The fires have forced an estimated 500,000 people to leave their homes and scorched 172,000 hectares of countryside stretching from Malibu to beyond the Mexican border.

Death toll up
 
Arnold Schwarzenegger, the California governor, said that the fires are the worst to hit California since devastating the fires of 2003 which claimed 22 lives.
 
As night fell across the state, some 15 fires were still blazing largely out of control, mostly in San Diego county.
 
The county, at the southern end of California, has been hardest hit by the four days of intense fires, suffering losses in excess of $1bn, and three of the largest fires still burned out of control there.
 
Thick smoke hangs over much
of California's lower half [AFP]
But a drop in temperatures and weaker Santa Ana winds had slowed their march towards threatened communities.

Al Jazeera's Kelly Rockwell, reporting from southern California, said the disaster has been declared a federal emergency, meaning that local residents will receive federal assistance along with help from the state government.
 
State and local governments as well as the federal government and private companies are pitching in, she said.
 
Dulce Herrere and her family had gone through the same thing four years ago.
 
"We never thought it would happen again," she said.
 
Volunteers too are turning up in big numbers, Rockwell said.
 
Sharon Lawson, a Red Cross volunteer, said: "I was ready and on call and when they called, here I am."
 
As a volunteer for the Red Cross, Lawson is walking through neighbourhoods assessing the damage to homes, Rockwell said.
 
'Major disaster'
 
The Federal Emergency Management Agency (Fema) had 1,000 people on the ground in San Diego.
 

A San Diego local official inspects a burnt
home along Del Dios Highway [AFP]

Fema and Bush were both criticised for being slow to respond when Hurricane Katrina struck New Orleans and the Gulf Coast region in 2005.
 
Ken Higgingbothom, Fema head, said: "There are still fires burning at this time, and unfortunately there will probably be more damage, so do the math, it will probably go even higher."
 
Some of the fires remain at very low containment and round-the-clock crews have been brought in to fight them.
 
After the largest evacuation in California's modern history, some residents were allowed to go home.
 
One of the most desperate fights was in Orange county, south of Los Angeles, where the 20,000-acre Santiago fire threatened homes in a gated community.
 
Arson suspected
 
Though weather conditions have been blamed for the spread of the fires, there is now a federal investigation into whether some of the fires are the work of arsonists, Rockwell reported.
 
Authorities said federal agents from the FBI and Bureau of Alcohol, Tobacco and Firearms joined local authorities in investigating the Santiago fire as an arson.
 
California in flames
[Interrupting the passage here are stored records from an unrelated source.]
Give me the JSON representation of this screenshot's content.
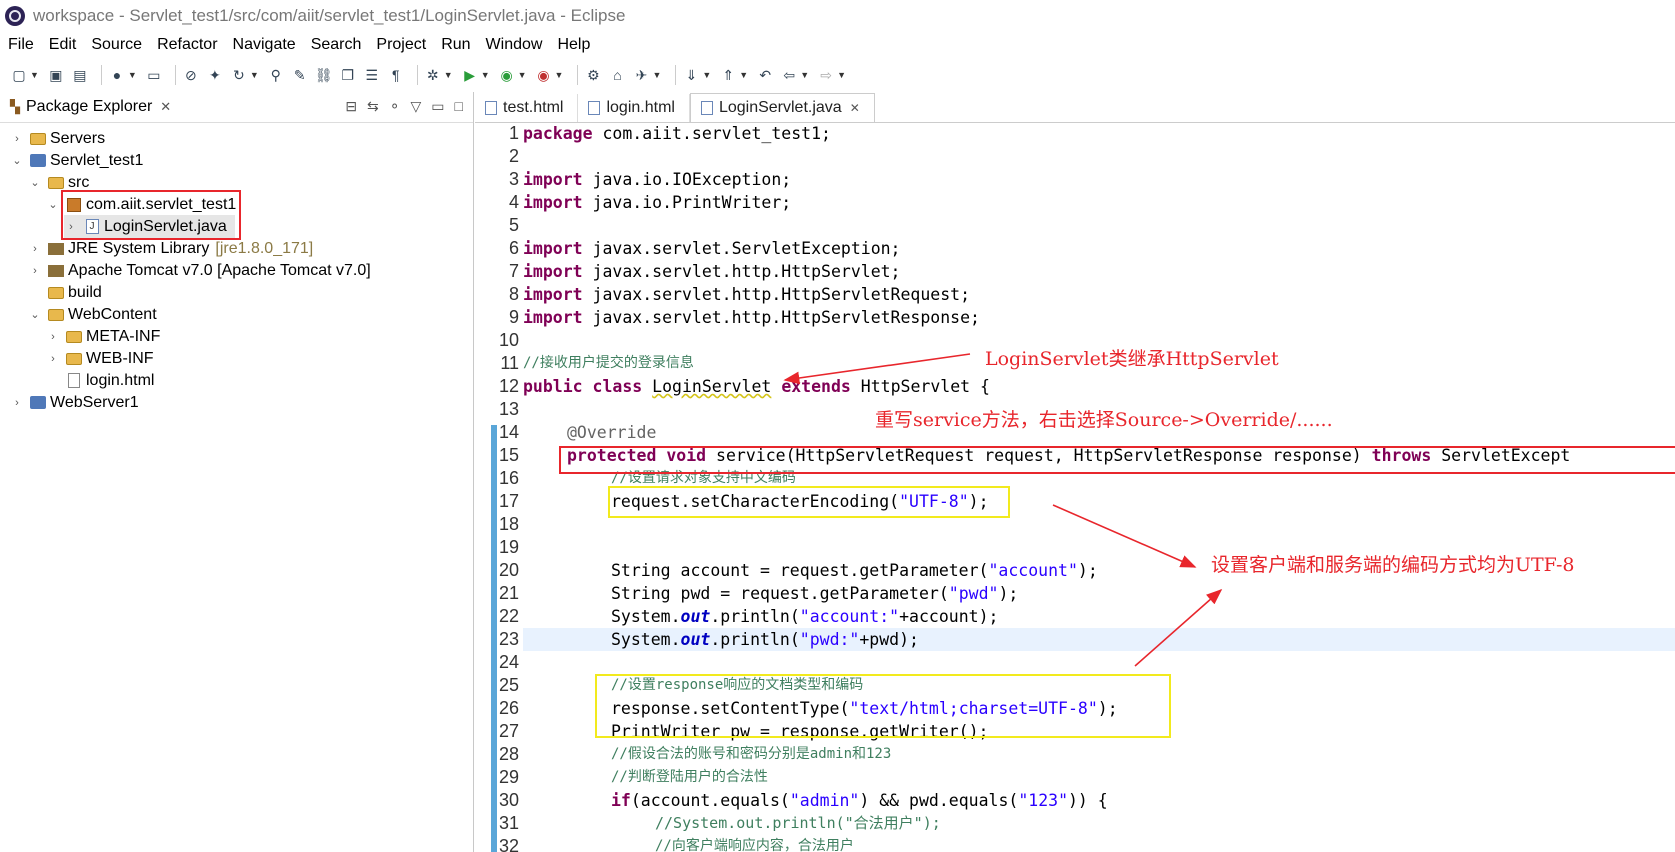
{
  "window": {
    "title": "workspace - Servlet_test1/src/com/aiit/servlet_test1/LoginServlet.java - Eclipse"
  },
  "menu": [
    "File",
    "Edit",
    "Source",
    "Refactor",
    "Navigate",
    "Search",
    "Project",
    "Run",
    "Window",
    "Help"
  ],
  "explorer": {
    "title": "Package Explorer",
    "close": "✕",
    "nodes": [
      {
        "label": "Servers",
        "suffix": ""
      },
      {
        "label": "Servlet_test1",
        "suffix": ""
      },
      {
        "label": "src",
        "suffix": ""
      },
      {
        "label": "com.aiit.servlet_test1",
        "suffix": ""
      },
      {
        "label": "LoginServlet.java",
        "suffix": ""
      },
      {
        "label": "JRE System Library",
        "suffix": "[jre1.8.0_171]"
      },
      {
        "label": "Apache Tomcat v7.0 [Apache Tomcat v7.0]",
        "suffix": ""
      },
      {
        "label": "build",
        "suffix": ""
      },
      {
        "label": "WebContent",
        "suffix": ""
      },
      {
        "label": "META-INF",
        "suffix": ""
      },
      {
        "label": "WEB-INF",
        "suffix": ""
      },
      {
        "label": "login.html",
        "suffix": ""
      },
      {
        "label": "WebServer1",
        "suffix": ""
      }
    ]
  },
  "tabs": [
    {
      "label": "test.html"
    },
    {
      "label": "login.html"
    },
    {
      "label": "LoginServlet.java",
      "close": "✕"
    }
  ],
  "code": {
    "l1_pkg": "package",
    "l1_rest": " com.aiit.servlet_test1;",
    "imp": "import",
    "l3": " java.io.IOException;",
    "l4": " java.io.PrintWriter;",
    "l6": " javax.servlet.ServletException;",
    "l7": " javax.servlet.http.HttpServlet;",
    "l8": " javax.servlet.http.HttpServletRequest;",
    "l9": " javax.servlet.http.HttpServletResponse;",
    "l11": "//接收用户提交的登录信息",
    "l12_public": "public",
    "l12_class": "class",
    "l12_name": "LoginServlet",
    "l12_extends": "extends",
    "l12_rest": " HttpServlet {",
    "l14": "@Override",
    "l15_protected": "protected",
    "l15_void": "void",
    "l15_mid": " service(HttpServletRequest request, HttpServletResponse response) ",
    "l15_throws": "throws",
    "l15_rest": " ServletExcept",
    "l16": "//设置请求对象支持中文编码",
    "l17_a": "request.setCharacterEncoding(",
    "l17_s": "\"UTF-8\"",
    "l17_b": ");",
    "l20_a": "String account = request.getParameter(",
    "l20_s": "\"account\"",
    "l20_b": ");",
    "l21_a": "String pwd = request.getParameter(",
    "l21_s": "\"pwd\"",
    "l21_b": ");",
    "l22_a": "System.",
    "out": "out",
    "l22_b": ".println(",
    "l22_s": "\"account:\"",
    "l22_c": "+account);",
    "l23_s": "\"pwd:\"",
    "l23_c": "+pwd);",
    "l25": "//设置response响应的文档类型和编码",
    "l26_a": "response.setContentType(",
    "l26_s": "\"text/html;charset=UTF-8\"",
    "l26_b": ");",
    "l27": "PrintWriter pw = response.getWriter();",
    "l28": "//假设合法的账号和密码分别是admin和123",
    "l29": "//判断登陆用户的合法性",
    "l30_if": "if",
    "l30_a": "(account.equals(",
    "l30_s1": "\"admin\"",
    "l30_b": ") && pwd.equals(",
    "l30_s2": "\"123\"",
    "l30_c": ")) {",
    "l31": "//System.out.println(\"合法用户\");",
    "l32": "//向客户端响应内容，合法用户"
  },
  "annotations": {
    "a1": "LoginServlet类继承HttpServlet",
    "a2": "重写service方法，右击选择Source->Override/......",
    "a3": "设置客户端和服务端的编码方式均为UTF-8"
  },
  "colors": {
    "highlight_red": "#e8262c",
    "highlight_yellow": "#f2ea1d",
    "keyword": "#7f0055",
    "string": "#2a00ff",
    "comment": "#3f7f5f"
  }
}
More than 500,000 people evacuated

 

More than 172,000 hectares of state's countryside scorched

 

More than 1,700 buildings destroyed and emergency declared in most of California

 

Three dead and another 40 injured, including firefighters

"Those are crime scenes," said Jim Amormino, spokesman for the Orange county sheriff's department.

He said a $70,000 reward has been posted for information leading to the arrest and conviction of those responsible.
 
A shift in the wind, from hot dry Santa Ana gusts blowing in from the deserts to an onshore flow of cooler, more moist air coming from the Pacific, helped firefighters hold the line of the flames, which began moving away from populated areas.
 
Los Angeles county also reported progress, cancelling wind warnings for the first time since the weekend.
 
Top wind speeds fell to below 80kph after gale force gusts hit 130kph.
 
San Diego county officials said that even when the fires were extinguished they would face a major clean-up and huge costs.
 
A blazing hillside is seen from the entrance of Camp Pendleton on Wednesday [AFP]